▶ _WHAT IS REQUIRED_
Go through the material below, count the lines with the word "title", and reply with the count alone.

═══ MATERIAL PROVIDED

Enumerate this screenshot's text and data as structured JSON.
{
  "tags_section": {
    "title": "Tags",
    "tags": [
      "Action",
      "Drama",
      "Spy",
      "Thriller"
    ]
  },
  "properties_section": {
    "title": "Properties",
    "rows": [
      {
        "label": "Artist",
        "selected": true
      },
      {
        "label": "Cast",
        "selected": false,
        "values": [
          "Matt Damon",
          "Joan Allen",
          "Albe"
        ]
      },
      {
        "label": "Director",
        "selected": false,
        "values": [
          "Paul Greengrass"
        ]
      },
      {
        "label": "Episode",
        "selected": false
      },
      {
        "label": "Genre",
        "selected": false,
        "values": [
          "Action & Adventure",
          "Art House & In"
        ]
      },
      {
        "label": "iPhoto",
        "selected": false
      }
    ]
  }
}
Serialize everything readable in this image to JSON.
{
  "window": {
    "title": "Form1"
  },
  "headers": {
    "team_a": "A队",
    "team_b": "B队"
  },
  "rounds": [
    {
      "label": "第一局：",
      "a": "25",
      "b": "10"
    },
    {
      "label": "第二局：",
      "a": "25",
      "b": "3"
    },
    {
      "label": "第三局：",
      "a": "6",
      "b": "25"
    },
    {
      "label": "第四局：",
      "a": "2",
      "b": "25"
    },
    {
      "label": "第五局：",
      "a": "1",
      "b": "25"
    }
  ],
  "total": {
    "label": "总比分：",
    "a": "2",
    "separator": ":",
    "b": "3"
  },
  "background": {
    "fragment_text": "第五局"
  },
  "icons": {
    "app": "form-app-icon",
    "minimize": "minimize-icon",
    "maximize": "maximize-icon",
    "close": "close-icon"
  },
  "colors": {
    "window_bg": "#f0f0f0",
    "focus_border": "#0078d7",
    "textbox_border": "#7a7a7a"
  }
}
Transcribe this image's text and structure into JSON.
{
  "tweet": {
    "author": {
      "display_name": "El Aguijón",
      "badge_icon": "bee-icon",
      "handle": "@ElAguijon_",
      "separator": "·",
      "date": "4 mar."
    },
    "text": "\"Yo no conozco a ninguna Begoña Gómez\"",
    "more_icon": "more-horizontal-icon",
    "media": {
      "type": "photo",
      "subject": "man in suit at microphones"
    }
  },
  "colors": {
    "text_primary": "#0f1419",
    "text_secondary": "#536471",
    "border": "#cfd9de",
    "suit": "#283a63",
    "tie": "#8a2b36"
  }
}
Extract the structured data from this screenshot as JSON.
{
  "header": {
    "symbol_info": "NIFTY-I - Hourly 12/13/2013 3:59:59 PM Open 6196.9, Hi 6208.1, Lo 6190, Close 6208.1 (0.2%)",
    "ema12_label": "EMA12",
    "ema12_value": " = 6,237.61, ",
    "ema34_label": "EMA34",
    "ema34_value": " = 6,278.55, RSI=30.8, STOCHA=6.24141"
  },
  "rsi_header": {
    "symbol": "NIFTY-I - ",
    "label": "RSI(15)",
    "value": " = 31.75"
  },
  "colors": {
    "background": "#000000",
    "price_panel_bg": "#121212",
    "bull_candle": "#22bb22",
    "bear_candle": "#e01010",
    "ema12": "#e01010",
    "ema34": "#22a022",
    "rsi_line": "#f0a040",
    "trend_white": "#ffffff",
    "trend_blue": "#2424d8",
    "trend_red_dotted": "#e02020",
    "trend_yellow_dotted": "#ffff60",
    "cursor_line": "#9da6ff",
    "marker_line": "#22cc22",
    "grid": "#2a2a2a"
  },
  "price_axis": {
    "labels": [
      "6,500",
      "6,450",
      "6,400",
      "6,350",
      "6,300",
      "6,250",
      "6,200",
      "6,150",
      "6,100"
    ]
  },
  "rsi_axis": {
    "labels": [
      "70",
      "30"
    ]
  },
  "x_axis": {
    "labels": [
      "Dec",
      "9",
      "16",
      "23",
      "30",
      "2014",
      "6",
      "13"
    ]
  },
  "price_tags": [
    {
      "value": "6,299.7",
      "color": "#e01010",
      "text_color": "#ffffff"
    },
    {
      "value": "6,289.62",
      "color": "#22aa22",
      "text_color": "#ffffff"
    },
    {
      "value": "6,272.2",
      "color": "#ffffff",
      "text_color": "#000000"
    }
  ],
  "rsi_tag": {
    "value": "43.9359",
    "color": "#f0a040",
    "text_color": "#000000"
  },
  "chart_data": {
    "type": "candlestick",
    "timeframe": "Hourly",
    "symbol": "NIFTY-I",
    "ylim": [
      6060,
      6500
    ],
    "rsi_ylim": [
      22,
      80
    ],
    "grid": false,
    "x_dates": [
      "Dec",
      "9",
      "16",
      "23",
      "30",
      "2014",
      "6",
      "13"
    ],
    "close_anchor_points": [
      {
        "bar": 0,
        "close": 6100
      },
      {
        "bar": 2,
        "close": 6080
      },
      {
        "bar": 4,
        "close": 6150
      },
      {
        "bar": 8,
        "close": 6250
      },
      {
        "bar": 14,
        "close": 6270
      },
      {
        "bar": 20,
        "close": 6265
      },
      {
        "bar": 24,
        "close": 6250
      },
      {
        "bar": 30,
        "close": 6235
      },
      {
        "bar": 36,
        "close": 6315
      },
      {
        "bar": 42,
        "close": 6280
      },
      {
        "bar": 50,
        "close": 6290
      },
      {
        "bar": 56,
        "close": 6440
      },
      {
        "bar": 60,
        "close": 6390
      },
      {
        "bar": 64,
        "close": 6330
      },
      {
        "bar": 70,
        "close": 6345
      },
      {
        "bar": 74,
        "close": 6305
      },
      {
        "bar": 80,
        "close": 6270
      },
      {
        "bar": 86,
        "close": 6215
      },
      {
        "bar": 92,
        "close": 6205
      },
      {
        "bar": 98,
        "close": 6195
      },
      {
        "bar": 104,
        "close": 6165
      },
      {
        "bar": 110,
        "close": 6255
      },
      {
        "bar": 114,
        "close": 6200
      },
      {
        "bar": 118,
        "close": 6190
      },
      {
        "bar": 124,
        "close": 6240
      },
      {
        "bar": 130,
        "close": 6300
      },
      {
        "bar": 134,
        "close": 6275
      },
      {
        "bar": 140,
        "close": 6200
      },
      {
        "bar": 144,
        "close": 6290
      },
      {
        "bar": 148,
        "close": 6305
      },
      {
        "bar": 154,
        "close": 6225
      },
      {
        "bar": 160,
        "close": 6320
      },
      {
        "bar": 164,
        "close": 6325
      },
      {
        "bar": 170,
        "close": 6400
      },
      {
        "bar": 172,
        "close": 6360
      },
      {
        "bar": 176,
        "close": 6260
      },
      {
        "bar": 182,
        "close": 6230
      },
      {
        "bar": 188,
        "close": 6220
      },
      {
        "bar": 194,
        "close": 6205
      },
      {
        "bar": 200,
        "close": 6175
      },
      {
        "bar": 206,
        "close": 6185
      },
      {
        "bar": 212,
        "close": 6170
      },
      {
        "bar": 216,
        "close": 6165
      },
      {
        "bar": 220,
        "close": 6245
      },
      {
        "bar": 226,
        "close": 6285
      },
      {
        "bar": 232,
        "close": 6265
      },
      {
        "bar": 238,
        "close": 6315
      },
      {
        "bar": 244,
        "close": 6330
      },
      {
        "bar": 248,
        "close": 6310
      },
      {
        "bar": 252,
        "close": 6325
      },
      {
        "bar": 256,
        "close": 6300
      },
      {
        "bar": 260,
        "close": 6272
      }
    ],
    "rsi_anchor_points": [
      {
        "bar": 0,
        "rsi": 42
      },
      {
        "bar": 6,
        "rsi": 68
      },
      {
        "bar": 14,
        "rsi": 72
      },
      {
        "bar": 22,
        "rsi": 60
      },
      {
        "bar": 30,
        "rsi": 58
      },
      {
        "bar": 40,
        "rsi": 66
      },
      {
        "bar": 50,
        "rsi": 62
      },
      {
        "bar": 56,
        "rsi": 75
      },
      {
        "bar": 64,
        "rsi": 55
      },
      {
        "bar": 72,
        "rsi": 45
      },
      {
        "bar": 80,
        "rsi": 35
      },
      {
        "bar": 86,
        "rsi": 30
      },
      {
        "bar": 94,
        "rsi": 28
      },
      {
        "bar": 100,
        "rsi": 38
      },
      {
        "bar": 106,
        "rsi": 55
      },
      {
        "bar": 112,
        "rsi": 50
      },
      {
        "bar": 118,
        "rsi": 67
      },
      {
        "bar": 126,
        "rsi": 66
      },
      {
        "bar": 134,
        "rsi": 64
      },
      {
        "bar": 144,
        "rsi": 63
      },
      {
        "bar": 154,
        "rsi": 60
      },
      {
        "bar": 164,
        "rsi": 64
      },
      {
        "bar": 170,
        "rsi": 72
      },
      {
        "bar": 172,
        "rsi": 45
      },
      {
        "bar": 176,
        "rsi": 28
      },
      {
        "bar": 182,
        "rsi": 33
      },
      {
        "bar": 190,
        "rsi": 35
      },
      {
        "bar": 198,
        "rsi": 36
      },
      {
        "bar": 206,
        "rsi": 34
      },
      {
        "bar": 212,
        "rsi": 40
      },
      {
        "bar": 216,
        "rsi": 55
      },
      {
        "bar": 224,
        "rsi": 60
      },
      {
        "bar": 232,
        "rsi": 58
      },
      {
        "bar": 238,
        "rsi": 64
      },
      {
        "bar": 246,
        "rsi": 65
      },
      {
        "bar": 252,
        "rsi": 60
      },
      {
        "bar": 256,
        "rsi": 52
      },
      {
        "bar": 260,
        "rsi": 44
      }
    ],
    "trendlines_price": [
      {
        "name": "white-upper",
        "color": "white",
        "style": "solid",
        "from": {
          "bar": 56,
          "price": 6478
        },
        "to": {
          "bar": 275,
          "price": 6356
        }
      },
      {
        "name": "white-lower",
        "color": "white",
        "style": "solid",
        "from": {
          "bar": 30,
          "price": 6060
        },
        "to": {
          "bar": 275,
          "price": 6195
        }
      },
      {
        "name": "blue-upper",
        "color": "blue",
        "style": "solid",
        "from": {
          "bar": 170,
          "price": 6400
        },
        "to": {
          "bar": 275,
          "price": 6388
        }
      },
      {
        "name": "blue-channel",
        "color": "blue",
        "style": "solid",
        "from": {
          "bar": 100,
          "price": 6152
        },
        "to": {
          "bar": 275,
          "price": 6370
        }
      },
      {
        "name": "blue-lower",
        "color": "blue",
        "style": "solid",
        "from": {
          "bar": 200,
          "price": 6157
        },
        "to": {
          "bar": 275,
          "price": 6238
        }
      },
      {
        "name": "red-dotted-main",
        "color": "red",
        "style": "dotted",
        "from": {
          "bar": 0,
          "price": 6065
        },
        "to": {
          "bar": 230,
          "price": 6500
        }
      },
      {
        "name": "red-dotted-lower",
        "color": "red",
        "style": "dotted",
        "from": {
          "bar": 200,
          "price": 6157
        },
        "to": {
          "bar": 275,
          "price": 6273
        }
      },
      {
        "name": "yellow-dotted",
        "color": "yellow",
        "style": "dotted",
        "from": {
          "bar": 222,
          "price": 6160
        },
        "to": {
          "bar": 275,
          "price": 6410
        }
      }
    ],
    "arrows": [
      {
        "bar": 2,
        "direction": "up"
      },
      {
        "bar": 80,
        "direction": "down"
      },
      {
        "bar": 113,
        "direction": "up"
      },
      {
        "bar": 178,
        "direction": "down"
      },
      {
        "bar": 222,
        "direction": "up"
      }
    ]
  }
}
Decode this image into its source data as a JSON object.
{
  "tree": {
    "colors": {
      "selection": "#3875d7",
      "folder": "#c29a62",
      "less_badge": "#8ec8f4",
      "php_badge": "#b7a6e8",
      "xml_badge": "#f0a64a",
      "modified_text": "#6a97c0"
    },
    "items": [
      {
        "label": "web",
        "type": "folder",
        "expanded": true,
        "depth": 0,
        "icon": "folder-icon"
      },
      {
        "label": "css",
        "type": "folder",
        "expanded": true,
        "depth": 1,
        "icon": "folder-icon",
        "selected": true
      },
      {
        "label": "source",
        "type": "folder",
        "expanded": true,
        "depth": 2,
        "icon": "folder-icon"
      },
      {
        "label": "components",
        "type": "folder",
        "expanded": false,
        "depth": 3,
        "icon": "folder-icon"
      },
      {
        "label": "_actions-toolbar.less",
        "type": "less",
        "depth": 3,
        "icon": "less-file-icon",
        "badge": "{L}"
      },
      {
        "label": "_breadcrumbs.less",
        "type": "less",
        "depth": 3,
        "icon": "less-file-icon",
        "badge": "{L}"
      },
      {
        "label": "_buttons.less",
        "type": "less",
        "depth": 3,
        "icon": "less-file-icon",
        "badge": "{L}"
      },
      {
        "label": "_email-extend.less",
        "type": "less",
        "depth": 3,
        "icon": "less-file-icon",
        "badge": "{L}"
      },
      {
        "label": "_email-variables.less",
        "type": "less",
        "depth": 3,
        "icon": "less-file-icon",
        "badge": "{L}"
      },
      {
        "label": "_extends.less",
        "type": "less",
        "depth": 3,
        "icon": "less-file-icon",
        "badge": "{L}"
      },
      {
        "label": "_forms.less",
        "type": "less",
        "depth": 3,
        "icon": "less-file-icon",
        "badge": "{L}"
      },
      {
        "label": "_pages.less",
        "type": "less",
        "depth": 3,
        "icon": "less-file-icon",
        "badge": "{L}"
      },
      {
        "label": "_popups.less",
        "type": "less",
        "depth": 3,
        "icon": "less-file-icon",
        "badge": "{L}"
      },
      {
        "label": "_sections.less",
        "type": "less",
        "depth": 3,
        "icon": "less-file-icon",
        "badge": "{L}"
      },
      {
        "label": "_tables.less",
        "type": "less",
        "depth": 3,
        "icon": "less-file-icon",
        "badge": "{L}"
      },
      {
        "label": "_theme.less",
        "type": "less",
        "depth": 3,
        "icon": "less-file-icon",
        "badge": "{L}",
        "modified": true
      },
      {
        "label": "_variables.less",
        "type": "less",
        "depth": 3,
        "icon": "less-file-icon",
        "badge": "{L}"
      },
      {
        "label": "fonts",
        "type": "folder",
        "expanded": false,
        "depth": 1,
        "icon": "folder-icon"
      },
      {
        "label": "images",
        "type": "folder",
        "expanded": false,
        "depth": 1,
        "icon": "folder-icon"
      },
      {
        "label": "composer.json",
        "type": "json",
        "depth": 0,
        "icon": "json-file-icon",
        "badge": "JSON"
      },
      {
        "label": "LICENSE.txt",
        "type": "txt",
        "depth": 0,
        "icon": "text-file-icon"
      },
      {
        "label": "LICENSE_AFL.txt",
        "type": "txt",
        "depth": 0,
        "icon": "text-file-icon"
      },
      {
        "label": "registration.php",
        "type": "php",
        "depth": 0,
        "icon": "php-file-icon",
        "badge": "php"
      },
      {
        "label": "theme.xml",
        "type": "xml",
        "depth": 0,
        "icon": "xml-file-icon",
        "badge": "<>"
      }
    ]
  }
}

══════

▶ _EXERCISE RESPONSE_
3